I have almost no chem experience so i might confuse you more lol but I got it down through the equations.
Molar mass of an element is usually measured in g/mol. One mole is the # of atoms in 12g of carbon12, but it’s also Avogadro’s number. (6.02 x10^23). So for example, the molar mass of C on the periodic table is 12.011g/mol. Meaning 6.022 x 10^23 atoms of Carbon weight approx 12.011 grams.
When asked about the amt of moles, you do (mass/molar mass) you will see the grams cancel out, leaving only the moles. For example, in a compound that is 50% C, you would make 50% into 50g out of 100. The molar mass (g/mol) of C is 12.011 so, there would be 4.16 moles of C in the compound.
(50g/12.011g/mol=4.16mol)
You use Avogadros # to find the amount of molecules or formula units in said compound. So, if there are 4.16 moles of C, you would multiply 4.16 by 6.02 x 10^23 to get 2.50 x 10^24 total atoms of C.

TLDR: basically just try to remeber that moles=mass/molar mass, and if 6.02 x 10^23 is involved it usually means they’re looking for the sheer number of atoms.

deepto_mizan1H
Posts: 65
Joined: Fri Sep 28, 2018 12:16 am

### Re: Moles!

Definitely check out videos regarding concepts of moles and matter, but I can try to give a short description. A mole is the concept of a certain amount of a compound or element, usually defined by Avogadro's number (6.022*10^23), which tells us about how many particles (atoms, molecules) of whatever we are considering is in one mole of it. This number is derived from the number of atoms in 12g of Carbon-12, which applies to the rest as a standard. The molar mass is defined as the total mass of one mole of such substance, which can be used a nifty conversion factor to find out how much of a compound or element you have. Simply divide your substance amount (in grams) by the molar mass of your substance, and you will be able to find not only how many moles you have, but the number of particles. This also extends to Molarity, (M) the concept of moles of solute divided by volume. TL;DR: Moles are a way for us to conceptualize a standard amount of a substance, to which we can perform further measurements.

Manya Bali 4E
Posts: 66
Joined: Fri Sep 28, 2018 12:23 am

### Re: Moles!

Just like 12 inches make up 1 foot, 6.022 x 10^23 (Avogadro’s number) atoms make up one mole of atoms.

Molar mass is the number of grams in one mole of a substance. On the periodic table under carbon, you can see the atomic mass of carbon which is 12.01 atomic units. This relates to moles because every one mole of carbon atoms has a mass of 12.01 grams. This is why molar mass is also represented as grams/mole.

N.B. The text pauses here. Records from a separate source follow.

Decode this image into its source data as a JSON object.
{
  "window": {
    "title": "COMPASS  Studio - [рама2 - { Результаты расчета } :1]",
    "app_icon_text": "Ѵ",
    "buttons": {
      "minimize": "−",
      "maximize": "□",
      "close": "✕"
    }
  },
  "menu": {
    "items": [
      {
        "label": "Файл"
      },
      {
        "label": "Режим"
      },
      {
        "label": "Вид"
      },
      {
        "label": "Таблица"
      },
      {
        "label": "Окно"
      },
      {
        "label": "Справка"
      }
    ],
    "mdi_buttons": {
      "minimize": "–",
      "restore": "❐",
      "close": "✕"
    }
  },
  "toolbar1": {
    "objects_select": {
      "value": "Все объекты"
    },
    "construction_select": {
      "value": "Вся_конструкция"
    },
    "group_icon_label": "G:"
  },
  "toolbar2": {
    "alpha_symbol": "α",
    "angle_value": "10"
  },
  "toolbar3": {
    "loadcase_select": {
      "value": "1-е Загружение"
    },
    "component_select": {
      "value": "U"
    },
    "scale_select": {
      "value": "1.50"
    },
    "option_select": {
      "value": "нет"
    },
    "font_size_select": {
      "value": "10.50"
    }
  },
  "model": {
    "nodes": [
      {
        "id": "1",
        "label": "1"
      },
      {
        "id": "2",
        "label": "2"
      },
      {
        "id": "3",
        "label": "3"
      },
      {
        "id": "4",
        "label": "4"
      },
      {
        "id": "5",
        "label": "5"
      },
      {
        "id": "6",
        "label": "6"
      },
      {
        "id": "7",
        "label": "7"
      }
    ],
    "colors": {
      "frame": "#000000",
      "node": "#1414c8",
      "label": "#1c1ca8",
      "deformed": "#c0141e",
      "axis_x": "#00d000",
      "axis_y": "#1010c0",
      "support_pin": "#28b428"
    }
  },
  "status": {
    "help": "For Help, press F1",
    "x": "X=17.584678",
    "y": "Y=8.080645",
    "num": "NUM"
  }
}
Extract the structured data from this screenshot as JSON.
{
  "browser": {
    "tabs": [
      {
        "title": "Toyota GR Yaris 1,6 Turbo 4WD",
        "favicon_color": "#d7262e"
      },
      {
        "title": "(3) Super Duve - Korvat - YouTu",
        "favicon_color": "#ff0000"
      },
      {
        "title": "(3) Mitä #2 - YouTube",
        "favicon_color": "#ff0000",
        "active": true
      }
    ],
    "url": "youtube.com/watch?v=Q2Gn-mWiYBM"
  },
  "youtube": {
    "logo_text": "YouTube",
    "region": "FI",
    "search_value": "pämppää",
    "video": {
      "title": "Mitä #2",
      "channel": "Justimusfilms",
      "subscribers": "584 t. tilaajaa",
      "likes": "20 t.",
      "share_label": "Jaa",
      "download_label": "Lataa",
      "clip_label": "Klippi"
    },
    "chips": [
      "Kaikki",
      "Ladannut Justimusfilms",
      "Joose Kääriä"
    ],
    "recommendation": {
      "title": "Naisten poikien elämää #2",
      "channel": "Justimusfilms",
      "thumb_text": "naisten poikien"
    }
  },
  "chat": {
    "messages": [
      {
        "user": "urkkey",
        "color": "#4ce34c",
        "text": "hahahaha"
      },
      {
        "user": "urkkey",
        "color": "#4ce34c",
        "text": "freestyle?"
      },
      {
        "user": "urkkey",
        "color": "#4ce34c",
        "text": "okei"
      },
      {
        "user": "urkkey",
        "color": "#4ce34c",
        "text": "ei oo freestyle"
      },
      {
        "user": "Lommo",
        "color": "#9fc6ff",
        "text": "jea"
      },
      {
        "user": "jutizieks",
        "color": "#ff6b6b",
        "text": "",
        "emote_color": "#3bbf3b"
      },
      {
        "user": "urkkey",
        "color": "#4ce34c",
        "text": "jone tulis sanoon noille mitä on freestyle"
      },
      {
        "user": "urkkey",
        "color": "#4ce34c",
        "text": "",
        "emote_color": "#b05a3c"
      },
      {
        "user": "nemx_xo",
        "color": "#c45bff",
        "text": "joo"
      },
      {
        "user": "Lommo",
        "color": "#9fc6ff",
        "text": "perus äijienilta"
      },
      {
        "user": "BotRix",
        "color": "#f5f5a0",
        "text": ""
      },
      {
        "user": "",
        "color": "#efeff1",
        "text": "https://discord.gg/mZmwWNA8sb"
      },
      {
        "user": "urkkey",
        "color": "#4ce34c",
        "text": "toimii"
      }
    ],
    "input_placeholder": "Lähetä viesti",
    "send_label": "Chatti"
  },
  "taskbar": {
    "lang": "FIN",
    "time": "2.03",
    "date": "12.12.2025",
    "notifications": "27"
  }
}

I think this video shows all the steps you would need to solve a chemistry problem using these terms very clearly: https://www.youtube.com/watch?v=MHA7PPX9Glk.

Hope this helps!

Isabel Bellon 4F
Posts: 30
Joined: Fri Sep 28, 2018 12:27 am

### Re: Moles!

Same here! I watched Tyler DeWitt's videos on moles and it really cleared it up for me

Emilee Hosking 1D
Posts: 32
Joined: Fri Sep 28, 2018 12:17 am

### Re: Moles!

My only previous chem class was my sophomore year so even stoichiometry feels foreign. I had asked few friends who are good at chem about converting grams to moles using stoichiometry, and they have done it a few different ways but got the same answer. Does anyone have any good tips on how to set up a stoichiometry problem that converts grams to moles?

Mallory_Podosin_1H
Posts: 31
Joined: Fri Sep 28, 2018 12:15 am

### Re: Moles!

Emilee Hosking wrote:My only previous chem class was my sophomore year so even stoichiometry feels foreign. I had asked few friends who are good at chem about converting grams to moles using stoichiometry, and they have done it a few different ways but got the same answer. Does anyone have any good tips on how to set up a stoichiometry problem that converts grams to moles?

Hi Emilee -
So I did some studying and was able to figure it out! My main trick is to always write down units and it really helps me keep things straight in my head. In converting from grams to moles, you have to use the molar mass which is basically the weight of the molecule. For example CO2 is C (12.011) + O (15.999) + O (15.999) which equals 44.009. The units are grams/moles.

Using stoichiometry to go from grams to moles: